Entries from a dataset of interfaces:
Segment Open

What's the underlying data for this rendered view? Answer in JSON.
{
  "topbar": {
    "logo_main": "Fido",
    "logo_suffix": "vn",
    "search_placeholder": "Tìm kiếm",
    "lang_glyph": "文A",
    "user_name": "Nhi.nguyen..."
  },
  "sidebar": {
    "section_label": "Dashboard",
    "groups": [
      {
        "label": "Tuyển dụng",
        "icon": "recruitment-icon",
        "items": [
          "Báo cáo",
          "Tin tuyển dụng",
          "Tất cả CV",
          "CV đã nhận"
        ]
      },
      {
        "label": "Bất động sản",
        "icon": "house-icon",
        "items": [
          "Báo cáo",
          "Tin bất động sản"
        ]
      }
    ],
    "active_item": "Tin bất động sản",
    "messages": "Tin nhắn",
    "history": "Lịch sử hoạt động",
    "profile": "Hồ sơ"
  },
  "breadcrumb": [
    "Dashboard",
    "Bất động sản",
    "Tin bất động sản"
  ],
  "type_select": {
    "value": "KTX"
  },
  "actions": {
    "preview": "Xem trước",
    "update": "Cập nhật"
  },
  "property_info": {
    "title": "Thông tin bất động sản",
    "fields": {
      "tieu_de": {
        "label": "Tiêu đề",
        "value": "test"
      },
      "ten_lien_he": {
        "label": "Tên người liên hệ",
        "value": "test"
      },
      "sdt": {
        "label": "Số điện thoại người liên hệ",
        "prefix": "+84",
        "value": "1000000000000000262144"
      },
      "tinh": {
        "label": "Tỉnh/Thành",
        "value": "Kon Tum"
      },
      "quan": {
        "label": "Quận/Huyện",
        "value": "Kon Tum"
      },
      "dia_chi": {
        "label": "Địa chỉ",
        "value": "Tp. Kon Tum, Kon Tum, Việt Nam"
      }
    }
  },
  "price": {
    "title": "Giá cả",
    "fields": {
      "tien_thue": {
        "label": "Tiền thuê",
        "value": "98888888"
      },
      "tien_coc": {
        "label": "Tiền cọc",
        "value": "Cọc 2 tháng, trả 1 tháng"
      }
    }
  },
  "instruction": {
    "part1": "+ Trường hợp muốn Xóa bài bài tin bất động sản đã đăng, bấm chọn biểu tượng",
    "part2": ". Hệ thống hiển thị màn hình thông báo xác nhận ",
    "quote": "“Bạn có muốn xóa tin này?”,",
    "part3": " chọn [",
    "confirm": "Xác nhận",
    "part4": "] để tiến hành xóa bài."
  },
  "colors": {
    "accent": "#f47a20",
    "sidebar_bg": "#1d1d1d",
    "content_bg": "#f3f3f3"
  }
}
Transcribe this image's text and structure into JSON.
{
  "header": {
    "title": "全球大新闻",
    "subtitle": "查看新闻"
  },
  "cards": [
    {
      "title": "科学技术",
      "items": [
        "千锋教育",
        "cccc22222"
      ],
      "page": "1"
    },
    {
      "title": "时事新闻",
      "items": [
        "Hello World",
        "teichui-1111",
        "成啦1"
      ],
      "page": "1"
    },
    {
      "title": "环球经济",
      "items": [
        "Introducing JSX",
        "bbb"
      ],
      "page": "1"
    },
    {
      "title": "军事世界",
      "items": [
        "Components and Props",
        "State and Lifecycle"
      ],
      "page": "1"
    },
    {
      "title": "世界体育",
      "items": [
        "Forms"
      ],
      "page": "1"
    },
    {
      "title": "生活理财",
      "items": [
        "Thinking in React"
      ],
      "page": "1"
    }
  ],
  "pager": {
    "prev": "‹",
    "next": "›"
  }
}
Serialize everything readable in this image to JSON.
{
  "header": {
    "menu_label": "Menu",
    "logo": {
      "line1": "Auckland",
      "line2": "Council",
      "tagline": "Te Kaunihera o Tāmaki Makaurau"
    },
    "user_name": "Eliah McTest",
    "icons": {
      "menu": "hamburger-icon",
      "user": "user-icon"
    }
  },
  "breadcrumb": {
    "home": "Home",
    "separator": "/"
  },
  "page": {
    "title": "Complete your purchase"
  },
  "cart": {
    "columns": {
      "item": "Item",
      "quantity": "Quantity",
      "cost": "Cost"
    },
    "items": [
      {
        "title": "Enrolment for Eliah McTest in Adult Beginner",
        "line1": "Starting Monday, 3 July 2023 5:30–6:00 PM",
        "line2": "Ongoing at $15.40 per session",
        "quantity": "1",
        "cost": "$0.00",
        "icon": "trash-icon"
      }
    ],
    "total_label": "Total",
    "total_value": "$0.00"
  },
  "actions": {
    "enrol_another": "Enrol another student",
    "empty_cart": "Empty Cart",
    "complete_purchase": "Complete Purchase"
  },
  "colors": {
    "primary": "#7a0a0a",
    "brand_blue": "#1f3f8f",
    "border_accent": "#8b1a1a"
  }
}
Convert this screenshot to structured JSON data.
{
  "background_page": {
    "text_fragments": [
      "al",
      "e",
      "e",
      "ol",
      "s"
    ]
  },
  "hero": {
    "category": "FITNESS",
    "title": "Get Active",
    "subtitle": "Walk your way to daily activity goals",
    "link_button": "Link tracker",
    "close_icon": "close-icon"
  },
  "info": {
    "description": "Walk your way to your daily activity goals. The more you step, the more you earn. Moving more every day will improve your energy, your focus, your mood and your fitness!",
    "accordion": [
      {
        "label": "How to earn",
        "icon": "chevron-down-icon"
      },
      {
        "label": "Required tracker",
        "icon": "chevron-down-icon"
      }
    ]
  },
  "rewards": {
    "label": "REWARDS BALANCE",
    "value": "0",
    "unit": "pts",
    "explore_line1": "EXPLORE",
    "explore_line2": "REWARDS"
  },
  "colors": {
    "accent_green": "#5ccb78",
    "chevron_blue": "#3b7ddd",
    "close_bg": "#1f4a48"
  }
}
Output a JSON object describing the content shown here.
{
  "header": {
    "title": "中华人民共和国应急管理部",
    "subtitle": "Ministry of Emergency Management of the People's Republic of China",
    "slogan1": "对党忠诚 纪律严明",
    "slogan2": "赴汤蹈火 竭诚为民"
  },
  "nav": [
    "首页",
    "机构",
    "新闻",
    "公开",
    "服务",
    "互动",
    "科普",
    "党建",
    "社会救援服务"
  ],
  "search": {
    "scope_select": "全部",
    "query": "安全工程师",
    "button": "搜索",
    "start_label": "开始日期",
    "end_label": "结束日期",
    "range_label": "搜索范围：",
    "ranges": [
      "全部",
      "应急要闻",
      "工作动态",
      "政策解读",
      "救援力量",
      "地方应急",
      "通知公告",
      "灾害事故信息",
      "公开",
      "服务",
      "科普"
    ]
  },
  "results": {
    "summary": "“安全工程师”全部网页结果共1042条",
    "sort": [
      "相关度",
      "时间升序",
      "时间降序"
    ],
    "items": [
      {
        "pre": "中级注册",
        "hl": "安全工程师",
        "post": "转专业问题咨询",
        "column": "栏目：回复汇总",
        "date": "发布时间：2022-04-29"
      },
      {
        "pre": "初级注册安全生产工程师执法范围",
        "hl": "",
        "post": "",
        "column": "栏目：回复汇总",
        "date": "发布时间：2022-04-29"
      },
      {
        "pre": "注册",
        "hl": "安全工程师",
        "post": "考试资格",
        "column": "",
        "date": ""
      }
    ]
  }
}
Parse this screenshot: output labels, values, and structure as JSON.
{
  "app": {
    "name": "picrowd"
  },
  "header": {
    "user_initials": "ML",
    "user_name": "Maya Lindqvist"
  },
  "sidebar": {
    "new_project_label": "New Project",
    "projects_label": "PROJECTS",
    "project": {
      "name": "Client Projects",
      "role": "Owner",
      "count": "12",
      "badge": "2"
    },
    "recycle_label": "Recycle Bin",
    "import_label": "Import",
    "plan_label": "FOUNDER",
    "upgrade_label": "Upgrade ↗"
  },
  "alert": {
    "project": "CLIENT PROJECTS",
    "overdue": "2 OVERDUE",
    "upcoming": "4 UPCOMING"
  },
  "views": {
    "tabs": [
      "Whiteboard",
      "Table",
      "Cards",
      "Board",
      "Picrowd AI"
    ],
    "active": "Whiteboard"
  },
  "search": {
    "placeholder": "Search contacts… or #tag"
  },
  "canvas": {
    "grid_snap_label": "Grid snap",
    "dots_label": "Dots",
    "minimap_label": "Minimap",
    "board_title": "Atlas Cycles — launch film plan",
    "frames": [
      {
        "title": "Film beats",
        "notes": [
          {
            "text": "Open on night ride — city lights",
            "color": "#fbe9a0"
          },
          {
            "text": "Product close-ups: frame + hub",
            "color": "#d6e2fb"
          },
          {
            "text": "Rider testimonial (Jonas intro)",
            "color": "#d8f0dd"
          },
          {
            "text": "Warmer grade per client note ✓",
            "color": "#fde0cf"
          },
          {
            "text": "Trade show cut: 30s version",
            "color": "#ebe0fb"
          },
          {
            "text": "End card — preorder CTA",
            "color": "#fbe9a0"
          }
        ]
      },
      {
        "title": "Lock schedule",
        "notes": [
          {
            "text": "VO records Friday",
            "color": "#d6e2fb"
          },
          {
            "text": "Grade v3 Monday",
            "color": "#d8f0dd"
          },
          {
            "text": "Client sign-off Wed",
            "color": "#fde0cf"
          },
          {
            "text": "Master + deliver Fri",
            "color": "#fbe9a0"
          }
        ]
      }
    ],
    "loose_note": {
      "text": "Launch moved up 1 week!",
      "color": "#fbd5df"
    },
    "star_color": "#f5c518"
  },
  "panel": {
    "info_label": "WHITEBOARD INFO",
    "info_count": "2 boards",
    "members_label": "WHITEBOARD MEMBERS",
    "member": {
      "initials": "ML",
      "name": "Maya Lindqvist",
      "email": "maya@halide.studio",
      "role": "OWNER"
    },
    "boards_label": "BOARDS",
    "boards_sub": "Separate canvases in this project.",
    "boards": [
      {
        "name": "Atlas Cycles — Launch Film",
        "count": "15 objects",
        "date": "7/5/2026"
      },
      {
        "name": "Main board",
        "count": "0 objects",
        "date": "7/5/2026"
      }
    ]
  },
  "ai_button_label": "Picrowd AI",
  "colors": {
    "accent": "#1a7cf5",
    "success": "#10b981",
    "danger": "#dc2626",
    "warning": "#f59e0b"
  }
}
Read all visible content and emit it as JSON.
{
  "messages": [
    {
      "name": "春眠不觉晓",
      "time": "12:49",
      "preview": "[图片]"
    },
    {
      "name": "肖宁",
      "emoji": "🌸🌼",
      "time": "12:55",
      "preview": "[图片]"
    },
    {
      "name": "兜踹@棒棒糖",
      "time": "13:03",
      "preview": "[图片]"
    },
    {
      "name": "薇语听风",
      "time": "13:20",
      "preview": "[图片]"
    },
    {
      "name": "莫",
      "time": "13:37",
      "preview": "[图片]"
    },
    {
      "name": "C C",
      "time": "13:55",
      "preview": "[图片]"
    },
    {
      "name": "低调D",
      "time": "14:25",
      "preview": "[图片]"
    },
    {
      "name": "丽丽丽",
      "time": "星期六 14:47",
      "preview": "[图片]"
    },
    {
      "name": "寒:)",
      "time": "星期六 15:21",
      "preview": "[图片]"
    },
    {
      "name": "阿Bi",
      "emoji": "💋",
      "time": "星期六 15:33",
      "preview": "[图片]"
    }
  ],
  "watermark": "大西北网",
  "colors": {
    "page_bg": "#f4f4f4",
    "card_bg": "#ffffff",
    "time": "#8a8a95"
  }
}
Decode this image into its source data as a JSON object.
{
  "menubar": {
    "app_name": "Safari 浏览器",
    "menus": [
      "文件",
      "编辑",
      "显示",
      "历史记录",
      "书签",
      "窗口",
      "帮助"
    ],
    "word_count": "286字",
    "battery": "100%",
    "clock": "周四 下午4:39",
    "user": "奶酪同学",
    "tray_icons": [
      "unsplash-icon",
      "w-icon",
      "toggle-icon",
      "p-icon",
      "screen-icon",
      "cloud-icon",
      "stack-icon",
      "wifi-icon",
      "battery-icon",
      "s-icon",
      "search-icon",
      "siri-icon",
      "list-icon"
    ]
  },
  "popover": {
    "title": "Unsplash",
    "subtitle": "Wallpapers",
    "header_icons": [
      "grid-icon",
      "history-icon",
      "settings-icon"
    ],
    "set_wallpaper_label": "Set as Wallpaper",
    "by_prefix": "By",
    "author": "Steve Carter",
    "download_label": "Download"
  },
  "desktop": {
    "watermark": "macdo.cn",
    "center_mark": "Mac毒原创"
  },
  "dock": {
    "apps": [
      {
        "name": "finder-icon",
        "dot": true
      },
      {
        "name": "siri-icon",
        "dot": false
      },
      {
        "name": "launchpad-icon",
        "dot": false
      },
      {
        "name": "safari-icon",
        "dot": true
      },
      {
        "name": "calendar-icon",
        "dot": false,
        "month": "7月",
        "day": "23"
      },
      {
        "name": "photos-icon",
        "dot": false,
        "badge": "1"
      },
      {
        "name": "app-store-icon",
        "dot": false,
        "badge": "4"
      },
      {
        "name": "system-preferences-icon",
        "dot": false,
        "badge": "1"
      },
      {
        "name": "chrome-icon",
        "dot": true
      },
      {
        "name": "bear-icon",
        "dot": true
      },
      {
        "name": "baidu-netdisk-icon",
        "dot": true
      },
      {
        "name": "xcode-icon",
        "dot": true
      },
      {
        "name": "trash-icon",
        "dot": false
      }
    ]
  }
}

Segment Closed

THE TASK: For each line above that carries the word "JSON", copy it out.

SOLUTION FOR THIS EXERCISE:
What's the underlying data for this rendered view? Answer in JSON.
Transcribe this image's text and structure into JSON.
Serialize everything readable in this image to JSON.
Convert this screenshot to structured JSON data.
Output a JSON object describing the content shown here.
Parse this screenshot: output labels, values, and structure as JSON.
Read all visible content and emit it as JSON.
Decode this image into its source data as a JSON object.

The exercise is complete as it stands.